--- Data in this exercise Enclosed Below ---

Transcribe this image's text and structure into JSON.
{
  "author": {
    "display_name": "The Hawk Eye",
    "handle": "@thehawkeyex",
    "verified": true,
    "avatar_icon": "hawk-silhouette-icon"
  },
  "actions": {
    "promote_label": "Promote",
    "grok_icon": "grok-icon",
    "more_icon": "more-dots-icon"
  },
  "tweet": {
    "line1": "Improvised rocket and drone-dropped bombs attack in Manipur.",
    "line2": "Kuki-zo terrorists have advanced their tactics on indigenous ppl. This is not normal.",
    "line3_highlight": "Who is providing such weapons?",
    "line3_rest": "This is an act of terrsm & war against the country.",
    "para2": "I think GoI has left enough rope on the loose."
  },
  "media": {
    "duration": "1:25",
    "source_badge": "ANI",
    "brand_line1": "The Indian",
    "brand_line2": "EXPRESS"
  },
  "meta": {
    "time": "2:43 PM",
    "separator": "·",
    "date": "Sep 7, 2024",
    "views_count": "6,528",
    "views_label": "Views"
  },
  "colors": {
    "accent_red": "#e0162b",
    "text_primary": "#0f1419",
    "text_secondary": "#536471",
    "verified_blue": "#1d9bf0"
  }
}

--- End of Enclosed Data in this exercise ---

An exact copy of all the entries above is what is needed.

Transcribe this image's text and structure into JSON.
{
  "author": {
    "display_name": "The Hawk Eye",
    "handle": "@thehawkeyex",
    "verified": true,
    "avatar_icon": "hawk-silhouette-icon"
  },
  "actions": {
    "promote_label": "Promote",
    "grok_icon": "grok-icon",
    "more_icon": "more-dots-icon"
  },
  "tweet": {
    "line1": "Improvised rocket and drone-dropped bombs attack in Manipur.",
    "line2": "Kuki-zo terrorists have advanced their tactics on indigenous ppl. This is not normal.",
    "line3_highlight": "Who is providing such weapons?",
    "line3_rest": "This is an act of terrsm & war against the country.",
    "para2": "I think GoI has left enough rope on the loose."
  },
  "media": {
    "duration": "1:25",
    "source_badge": "ANI",
    "brand_line1": "The Indian",
    "brand_line2": "EXPRESS"
  },
  "meta": {
    "time": "2:43 PM",
    "separator": "·",
    "date": "Sep 7, 2024",
    "views_count": "6,528",
    "views_label": "Views"
  },
  "colors": {
    "accent_red": "#e0162b",
    "text_primary": "#0f1419",
    "text_secondary": "#536471",
    "verified_blue": "#1d9bf0"
  }
}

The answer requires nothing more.